In 2007, my parents gave me my first Apple product: the newly released iPod Nano 3rd Generation in silver with 4GB of storage. The device changed my life because I had only used a Creative MP3 with capacity for around 200 songs. Having an iPod meant I could finally put all my collection of songs into a single device.
The iPod Nano was more than a music device for holding 1000+ songs. It allowed me to experience, for the first time, the intuitive interface created by engineers and designers at Apple. To select a new song, I used the click wheel to scroll through songs organized by album, artists, and playlist with hepatic feedback. Als, I could use the same interface to change volumes easily when playing my music. The 2" QVGA screen was best of its class, and I had never seen a small screen with such vibrant color and playful interface.
Apple has always cared about the end to end user experience and its Ecosystem.

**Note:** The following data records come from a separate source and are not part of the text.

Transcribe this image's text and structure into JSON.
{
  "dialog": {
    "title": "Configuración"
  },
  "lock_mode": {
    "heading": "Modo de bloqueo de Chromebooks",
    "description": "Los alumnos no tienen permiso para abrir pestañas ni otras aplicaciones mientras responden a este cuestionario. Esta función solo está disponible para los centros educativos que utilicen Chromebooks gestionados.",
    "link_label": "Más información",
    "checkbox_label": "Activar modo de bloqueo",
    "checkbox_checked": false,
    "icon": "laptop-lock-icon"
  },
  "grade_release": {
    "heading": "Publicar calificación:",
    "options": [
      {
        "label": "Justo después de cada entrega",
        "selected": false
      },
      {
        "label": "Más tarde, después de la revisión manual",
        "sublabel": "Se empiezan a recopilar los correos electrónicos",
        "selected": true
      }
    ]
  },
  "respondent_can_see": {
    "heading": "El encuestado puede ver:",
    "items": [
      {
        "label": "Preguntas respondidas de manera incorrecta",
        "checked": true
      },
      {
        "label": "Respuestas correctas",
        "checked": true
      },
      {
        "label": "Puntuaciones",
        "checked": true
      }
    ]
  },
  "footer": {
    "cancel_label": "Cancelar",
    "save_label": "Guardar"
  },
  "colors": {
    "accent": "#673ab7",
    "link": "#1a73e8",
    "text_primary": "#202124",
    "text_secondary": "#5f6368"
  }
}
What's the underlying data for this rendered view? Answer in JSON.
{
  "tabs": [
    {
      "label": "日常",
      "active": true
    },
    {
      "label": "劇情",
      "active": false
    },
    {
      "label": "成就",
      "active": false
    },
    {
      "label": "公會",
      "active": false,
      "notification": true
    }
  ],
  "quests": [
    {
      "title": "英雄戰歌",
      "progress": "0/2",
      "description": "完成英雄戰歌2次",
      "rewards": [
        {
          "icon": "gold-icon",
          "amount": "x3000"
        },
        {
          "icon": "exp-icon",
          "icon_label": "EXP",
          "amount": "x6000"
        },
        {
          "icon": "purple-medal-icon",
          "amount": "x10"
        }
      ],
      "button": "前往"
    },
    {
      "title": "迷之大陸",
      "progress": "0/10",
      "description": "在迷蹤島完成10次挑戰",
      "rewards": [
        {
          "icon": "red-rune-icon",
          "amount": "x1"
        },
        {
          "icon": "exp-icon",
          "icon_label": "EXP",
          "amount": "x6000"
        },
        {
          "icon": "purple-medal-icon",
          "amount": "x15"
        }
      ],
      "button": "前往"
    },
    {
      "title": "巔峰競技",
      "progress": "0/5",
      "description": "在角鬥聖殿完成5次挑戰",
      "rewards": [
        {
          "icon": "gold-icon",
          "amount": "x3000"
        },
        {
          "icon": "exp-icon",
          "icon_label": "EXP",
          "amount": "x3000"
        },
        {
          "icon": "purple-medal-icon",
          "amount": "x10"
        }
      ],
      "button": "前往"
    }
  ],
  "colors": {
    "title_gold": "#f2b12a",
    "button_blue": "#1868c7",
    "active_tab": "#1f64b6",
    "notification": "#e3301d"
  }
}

Before the iPhone and App Store, iTunes was the center of the Apple universe. To sync my songs to my iPod, I had to install iTunes on my Windows PC and thus became an Apple Software user. It took me a while to understand the iTunes “sync” feature. To move my songs to my iPod, I could not just copy and paste them to a mounted folder. Instead, I needed to import them to iTunes first and later sync them to my iPod.
I soon discovered that iTunes was more than a sync tool. It was an excellent multimedia organization tool. After importing all of my songs, I edited my music metadata with perfect album arts, artist info, and descriptions. I took full advantage of the sync feature and made the same metadata magically appear on my iPod along with my favorite photos and occasionally videos (I once watched a whole episode of Prison Break on my iPod Nano and became very dizzy afterward, so I decided not to use the iPod for long-length videos again). Besides, iTunes supported full management of music from CDs. I imported songs, downloaded metadata, and album art, and burned my favorite playlists into CDs which I proudly shared with my family and friends.
After managing my media in iTunes became a necessity, I decided to try out the purchasing music, TV shows, and movies from the iTunes Store. Throughout the years, I have watched some of my favorite film using iTunes, and my first memorable experience was The Dark Knight from Christopher Nolan released in 2008.
For many years, Apple builds its foundation on the combination of hardware, software, and services. With the introduction of the iPhones, the iCloud, the iPads, and the modern Macs, Apple gradually shifted its focus from iTunes to the cloud and streaming centered ecosystem. While we debate whether or not subscribing to all is better than owning one, Apple Music subscription is replacing the iTunes purchasing model. Soon, we will have the Apple TV app for Mac to compliment the TV show and movie watching experience on Apple TVs. Apple is becoming a multimedia subscription service company, and iTunes is no longer needed or desired.
As a side note, the new iPod touch was Apple’s farewell gift to the end of a significant era. There is nothing special about the iPod touch, but that is how Apple could keep the cost low. “Fun at full speed.” The new iPod touch is the entry point to Apple’s new ecosystem, a 4-inch Retina window to endless music, apps, games, and videos.